A Few Frequently Asked Mortgage Questions

How Much Can I Borrow?

A tricky question! This depends on whether you are arranging the mortgage on your own or with a partner. Usually, if you are buying on your own you will be able to borrow around 4 times your wage or if you are borrowing with a partner, then 3 times your joint income. But, this can vary by lender and depending on your other current outgoings and debts.

Where Are The Cheapest Mortgages?

Another popular and almost impossible to answer question! Just because a lender advertises an impossibly good mortgage rate does not mean that it is open to all. There will probably be restrictions such as you might need to place at least a 25% deposit and have an impeccable credit history. Break either of these terms and you might find that the offered rate is a lot higher.

The only way to find the best rate is to know which lenders are most likely to be willing to work with you for your circumstances and which of these are offering the best rate.

Should I Have A Repayment Or An Interest Only Mortgage?

The idea of the interest only mortgage product is that you have an investment that raises enough cash at the end of the mortgage term to pay off the mortgage. But recently lenders are seeing more borrowers struggling to pay off their interest only mortgages at the end of the term and many are therefore not accepting any more new interest only applications. Therefore, you might not have a choice in the situation, but it looks as though the lenders would recommend the repayment option.

Do I Need A Deposit?

It used to be that the answer to this was ‘No’, but then the world wide credit crunch struck home. Lenders will no longer give you 125% of your home’s value on your mortgage, so you do need a deposit. Most lenders will also offer the best rates for those borrowers able to put down the biggest deposits. If you are able to place a deposit of 25% or more of the property’s value, then you will probably be one of the lender’s favourite customers and be offers a rate to match.
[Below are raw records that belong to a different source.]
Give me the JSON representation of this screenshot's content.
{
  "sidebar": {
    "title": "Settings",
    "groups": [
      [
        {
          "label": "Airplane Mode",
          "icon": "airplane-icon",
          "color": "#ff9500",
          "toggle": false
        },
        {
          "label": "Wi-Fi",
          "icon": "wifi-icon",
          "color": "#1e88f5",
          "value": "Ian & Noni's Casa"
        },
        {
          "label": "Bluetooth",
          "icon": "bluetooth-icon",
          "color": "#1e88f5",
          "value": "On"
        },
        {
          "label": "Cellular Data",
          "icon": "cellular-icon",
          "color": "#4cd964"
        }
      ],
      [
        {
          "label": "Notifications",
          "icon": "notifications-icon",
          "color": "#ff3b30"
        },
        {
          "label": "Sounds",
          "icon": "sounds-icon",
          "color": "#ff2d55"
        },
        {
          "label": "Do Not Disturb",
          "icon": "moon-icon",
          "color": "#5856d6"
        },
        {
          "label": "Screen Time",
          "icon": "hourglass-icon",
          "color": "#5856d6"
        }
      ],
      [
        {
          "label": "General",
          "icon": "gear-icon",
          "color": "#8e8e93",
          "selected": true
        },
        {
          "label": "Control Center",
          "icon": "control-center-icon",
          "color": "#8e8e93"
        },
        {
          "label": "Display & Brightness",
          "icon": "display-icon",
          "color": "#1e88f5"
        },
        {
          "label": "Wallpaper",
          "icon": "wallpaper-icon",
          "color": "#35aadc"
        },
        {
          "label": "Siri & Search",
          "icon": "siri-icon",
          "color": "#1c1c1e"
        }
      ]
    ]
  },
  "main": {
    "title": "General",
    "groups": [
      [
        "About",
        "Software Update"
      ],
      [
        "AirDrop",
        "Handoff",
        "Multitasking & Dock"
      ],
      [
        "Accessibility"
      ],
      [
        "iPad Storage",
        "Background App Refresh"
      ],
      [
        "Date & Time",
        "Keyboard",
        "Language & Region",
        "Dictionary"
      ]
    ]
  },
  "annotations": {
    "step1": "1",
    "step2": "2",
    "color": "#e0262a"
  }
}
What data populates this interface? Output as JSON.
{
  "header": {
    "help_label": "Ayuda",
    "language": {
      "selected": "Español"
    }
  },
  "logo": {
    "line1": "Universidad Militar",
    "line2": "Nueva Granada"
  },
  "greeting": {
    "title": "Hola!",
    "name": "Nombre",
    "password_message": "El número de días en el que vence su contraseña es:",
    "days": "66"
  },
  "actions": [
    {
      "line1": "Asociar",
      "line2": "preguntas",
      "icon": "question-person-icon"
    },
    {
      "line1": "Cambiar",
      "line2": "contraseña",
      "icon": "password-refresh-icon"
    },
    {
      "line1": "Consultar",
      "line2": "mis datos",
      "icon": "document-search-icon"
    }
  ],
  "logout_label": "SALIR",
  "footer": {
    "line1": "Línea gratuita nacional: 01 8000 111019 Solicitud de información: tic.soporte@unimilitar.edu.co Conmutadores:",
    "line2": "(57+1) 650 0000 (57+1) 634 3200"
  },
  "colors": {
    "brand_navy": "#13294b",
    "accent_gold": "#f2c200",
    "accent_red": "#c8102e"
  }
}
My Credit Is Not Exactly Whiter Than White – Can I Get A Mortgage?

It depends just how bad your credit report is. If it is very bad then maybe not, but there are a few lenders that specialise in lending to customers with credit problems. There may be a few extra criteria to consider, such as a bigger deposit than normal and it is likely that the interest rate charged will be higher than normal. But having a bad credit history does not always mean that you will not be eligible for a mortgage.

Hopefully, this will answer a lot of your questions. If you have any more that you would like me to try to answer, just leave a comment!